### ENTRIES PROVIDED
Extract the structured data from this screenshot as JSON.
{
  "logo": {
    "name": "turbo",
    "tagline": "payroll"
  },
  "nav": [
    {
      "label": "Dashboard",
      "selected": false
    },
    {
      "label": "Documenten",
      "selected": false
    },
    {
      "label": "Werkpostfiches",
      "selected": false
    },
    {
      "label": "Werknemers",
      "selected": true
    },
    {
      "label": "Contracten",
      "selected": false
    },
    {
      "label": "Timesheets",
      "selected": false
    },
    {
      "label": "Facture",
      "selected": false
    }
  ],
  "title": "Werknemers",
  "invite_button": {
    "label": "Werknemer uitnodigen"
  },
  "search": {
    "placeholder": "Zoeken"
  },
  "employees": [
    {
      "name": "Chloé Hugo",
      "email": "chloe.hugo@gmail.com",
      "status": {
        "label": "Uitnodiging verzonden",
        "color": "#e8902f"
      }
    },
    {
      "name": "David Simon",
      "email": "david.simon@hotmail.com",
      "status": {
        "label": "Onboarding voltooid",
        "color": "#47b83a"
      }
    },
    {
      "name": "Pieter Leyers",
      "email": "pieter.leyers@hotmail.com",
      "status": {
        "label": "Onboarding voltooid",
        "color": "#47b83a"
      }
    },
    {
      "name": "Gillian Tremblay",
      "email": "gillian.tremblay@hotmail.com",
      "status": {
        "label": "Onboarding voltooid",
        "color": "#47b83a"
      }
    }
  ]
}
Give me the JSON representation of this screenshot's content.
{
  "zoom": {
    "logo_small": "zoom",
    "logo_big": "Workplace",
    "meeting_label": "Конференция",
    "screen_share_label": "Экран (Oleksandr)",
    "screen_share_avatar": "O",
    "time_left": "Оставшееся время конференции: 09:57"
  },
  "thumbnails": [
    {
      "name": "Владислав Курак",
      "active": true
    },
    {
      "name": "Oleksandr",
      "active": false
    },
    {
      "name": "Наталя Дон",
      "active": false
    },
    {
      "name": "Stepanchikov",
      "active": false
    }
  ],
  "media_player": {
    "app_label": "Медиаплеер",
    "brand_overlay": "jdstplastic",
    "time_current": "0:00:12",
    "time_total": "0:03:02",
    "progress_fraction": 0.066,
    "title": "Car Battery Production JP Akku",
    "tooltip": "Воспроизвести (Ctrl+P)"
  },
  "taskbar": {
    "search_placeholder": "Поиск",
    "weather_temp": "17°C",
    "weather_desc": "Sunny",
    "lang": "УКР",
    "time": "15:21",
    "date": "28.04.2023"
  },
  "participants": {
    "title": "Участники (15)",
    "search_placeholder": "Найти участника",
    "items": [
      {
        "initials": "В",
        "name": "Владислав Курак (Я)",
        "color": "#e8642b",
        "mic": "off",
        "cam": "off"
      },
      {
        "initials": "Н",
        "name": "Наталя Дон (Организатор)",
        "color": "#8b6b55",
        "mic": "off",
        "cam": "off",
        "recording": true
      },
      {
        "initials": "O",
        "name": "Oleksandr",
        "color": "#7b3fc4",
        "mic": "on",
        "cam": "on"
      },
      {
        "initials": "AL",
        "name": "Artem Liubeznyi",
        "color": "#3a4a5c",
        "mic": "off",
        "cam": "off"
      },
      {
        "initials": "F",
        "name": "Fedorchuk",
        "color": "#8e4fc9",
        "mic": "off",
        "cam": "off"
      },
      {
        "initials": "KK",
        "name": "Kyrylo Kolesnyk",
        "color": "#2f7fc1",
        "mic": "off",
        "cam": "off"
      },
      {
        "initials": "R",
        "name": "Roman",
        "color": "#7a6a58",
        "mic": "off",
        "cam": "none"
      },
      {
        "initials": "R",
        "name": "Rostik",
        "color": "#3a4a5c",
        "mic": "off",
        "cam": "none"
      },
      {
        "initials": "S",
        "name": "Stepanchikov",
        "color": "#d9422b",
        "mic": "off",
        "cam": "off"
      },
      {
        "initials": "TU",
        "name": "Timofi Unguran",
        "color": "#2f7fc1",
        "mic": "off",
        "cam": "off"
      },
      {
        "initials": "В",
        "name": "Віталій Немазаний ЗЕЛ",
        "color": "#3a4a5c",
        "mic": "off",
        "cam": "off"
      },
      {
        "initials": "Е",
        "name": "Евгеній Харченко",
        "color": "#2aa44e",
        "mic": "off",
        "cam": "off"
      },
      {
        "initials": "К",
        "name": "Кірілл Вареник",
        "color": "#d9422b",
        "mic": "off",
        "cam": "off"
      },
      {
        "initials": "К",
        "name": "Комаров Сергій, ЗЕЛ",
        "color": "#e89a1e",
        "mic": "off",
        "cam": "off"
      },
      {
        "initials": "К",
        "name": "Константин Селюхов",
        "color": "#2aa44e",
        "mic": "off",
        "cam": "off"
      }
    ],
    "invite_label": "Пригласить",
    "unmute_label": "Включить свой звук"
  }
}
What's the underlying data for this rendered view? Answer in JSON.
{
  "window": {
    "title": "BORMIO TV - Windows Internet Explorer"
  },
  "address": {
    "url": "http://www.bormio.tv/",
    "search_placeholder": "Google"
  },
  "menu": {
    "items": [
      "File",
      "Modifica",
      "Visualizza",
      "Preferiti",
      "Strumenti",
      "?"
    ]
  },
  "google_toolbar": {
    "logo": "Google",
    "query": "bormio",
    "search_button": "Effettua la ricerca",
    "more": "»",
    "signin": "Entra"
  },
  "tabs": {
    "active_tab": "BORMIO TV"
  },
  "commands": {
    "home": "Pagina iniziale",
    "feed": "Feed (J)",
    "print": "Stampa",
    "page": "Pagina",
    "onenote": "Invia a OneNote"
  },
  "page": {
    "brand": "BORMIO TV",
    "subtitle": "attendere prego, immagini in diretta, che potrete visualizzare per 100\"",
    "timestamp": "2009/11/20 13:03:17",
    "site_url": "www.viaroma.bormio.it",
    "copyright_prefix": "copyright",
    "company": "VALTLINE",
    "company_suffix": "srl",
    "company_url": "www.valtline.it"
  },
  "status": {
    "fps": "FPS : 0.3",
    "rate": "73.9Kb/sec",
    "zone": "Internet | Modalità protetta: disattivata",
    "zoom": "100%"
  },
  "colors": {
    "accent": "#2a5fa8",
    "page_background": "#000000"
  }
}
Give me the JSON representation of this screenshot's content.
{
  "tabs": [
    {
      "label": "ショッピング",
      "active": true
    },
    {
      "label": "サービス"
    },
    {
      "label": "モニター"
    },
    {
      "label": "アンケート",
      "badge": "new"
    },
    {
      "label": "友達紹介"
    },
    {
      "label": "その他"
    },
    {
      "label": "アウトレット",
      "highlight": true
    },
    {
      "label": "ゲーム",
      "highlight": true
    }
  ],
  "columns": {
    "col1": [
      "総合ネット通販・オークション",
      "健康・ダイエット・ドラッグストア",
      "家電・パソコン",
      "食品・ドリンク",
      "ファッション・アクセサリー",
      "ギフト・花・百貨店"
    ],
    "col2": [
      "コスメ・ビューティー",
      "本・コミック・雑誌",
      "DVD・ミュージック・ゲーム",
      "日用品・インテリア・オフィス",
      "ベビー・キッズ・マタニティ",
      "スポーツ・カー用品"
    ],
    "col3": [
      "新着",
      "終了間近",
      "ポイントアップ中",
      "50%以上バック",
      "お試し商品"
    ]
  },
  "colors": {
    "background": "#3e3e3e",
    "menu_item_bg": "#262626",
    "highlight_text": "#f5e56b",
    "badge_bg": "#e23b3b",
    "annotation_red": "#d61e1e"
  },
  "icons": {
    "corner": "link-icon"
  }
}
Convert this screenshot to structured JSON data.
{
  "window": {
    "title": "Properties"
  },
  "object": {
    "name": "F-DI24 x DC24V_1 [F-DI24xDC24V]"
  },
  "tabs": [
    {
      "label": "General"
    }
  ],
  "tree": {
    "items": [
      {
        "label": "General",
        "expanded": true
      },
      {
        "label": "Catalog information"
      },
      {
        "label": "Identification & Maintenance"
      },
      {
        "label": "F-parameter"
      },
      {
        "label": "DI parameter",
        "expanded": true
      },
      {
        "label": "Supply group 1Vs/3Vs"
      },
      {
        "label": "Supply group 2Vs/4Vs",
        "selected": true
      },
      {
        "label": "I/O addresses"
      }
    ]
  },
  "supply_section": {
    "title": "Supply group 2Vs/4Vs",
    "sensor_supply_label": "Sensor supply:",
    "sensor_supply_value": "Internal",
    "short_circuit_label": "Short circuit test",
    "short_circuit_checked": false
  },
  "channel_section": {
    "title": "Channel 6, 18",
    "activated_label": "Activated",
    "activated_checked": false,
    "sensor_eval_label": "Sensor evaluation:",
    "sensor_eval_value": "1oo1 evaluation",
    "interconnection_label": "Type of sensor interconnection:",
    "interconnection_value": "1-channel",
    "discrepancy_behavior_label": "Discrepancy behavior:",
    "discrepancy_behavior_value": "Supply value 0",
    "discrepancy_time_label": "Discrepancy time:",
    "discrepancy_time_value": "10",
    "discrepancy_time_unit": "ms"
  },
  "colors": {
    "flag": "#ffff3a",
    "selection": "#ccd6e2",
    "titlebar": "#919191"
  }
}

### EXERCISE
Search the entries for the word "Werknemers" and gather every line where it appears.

### EXERCISE SOLUTION
      "label": "Werknemers",
  "title": "Werknemers",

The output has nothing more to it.